(Excerpts from an interface dataset)
-- Opening Marker --

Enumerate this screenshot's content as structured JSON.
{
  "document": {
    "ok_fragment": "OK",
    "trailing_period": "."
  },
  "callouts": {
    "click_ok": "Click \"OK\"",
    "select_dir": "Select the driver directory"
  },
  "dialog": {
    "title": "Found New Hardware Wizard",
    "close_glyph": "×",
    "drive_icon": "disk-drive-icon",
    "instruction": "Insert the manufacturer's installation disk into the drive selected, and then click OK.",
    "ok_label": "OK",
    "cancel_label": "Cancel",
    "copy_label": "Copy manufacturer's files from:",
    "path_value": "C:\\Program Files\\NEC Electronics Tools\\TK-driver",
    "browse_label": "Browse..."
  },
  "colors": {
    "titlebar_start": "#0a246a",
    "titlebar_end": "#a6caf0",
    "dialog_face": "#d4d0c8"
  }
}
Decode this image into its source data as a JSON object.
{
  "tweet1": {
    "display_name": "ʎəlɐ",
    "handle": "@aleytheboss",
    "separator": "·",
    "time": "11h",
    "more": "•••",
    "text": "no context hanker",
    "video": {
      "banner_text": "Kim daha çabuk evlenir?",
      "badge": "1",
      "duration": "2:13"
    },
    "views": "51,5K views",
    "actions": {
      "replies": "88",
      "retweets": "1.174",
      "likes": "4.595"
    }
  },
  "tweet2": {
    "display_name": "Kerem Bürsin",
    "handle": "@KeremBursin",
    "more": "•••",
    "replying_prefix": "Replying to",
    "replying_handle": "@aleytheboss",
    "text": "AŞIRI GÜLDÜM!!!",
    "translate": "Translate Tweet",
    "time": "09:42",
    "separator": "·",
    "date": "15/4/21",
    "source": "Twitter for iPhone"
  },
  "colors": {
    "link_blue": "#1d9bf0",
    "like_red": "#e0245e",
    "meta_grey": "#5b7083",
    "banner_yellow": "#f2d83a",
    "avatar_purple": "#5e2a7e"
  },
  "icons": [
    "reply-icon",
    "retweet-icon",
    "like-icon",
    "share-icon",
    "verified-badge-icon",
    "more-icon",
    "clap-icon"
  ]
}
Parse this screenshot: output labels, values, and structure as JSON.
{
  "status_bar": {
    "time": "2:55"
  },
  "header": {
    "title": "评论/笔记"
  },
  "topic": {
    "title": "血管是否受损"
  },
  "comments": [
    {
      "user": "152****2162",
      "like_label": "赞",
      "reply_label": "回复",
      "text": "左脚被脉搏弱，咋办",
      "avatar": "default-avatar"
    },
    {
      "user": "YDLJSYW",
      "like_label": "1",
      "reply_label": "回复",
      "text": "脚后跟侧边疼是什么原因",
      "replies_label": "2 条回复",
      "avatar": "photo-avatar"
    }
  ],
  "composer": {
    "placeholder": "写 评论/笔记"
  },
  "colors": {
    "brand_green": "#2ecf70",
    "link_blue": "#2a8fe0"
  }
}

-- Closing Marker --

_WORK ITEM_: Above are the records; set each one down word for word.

_RESPONSE TO THIS EXERCISE_:
Enumerate this screenshot's content as structured JSON.
{
  "document": {
    "ok_fragment": "OK",
    "trailing_period": "."
  },
  "callouts": {
    "click_ok": "Click \"OK\"",
    "select_dir": "Select the driver directory"
  },
  "dialog": {
    "title": "Found New Hardware Wizard",
    "close_glyph": "×",
    "drive_icon": "disk-drive-icon",
    "instruction": "Insert the manufacturer's installation disk into the drive selected, and then click OK.",
    "ok_label": "OK",
    "cancel_label": "Cancel",
    "copy_label": "Copy manufacturer's files from:",
    "path_value": "C:\\Program Files\\NEC Electronics Tools\\TK-driver",
    "browse_label": "Browse..."
  },
  "colors": {
    "titlebar_start": "#0a246a",
    "titlebar_end": "#a6caf0",
    "dialog_face": "#d4d0c8"
  }
}
Decode this image into its source data as a JSON object.
{
  "tweet1": {
    "display_name": "ʎəlɐ",
    "handle": "@aleytheboss",
    "separator": "·",
    "time": "11h",
    "more": "•••",
    "text": "no context hanker",
    "video": {
      "banner_text": "Kim daha çabuk evlenir?",
      "badge": "1",
      "duration": "2:13"
    },
    "views": "51,5K views",
    "actions": {
      "replies": "88",
      "retweets": "1.174",
      "likes": "4.595"
    }
  },
  "tweet2": {
    "display_name": "Kerem Bürsin",
    "handle": "@KeremBursin",
    "more": "•••",
    "replying_prefix": "Replying to",
    "replying_handle": "@aleytheboss",
    "text": "AŞIRI GÜLDÜM!!!",
    "translate": "Translate Tweet",
    "time": "09:42",
    "separator": "·",
    "date": "15/4/21",
    "source": "Twitter for iPhone"
  },
  "colors": {
    "link_blue": "#1d9bf0",
    "like_red": "#e0245e",
    "meta_grey": "#5b7083",
    "banner_yellow": "#f2d83a",
    "avatar_purple": "#5e2a7e"
  },
  "icons": [
    "reply-icon",
    "retweet-icon",
    "like-icon",
    "share-icon",
    "verified-badge-icon",
    "more-icon",
    "clap-icon"
  ]
}
Parse this screenshot: output labels, values, and structure as JSON.
{
  "status_bar": {
    "time": "2:55"
  },
  "header": {
    "title": "评论/笔记"
  },
  "topic": {
    "title": "血管是否受损"
  },
  "comments": [
    {
      "user": "152****2162",
      "like_label": "赞",
      "reply_label": "回复",
      "text": "左脚被脉搏弱，咋办",
      "avatar": "default-avatar"
    },
    {
      "user": "YDLJSYW",
      "like_label": "1",
      "reply_label": "回复",
      "text": "脚后跟侧边疼是什么原因",
      "replies_label": "2 条回复",
      "avatar": "photo-avatar"
    }
  ],
  "composer": {
    "placeholder": "写 评论/笔记"
  },
  "colors": {
    "brand_green": "#2ecf70",
    "link_blue": "#2a8fe0"
  }
}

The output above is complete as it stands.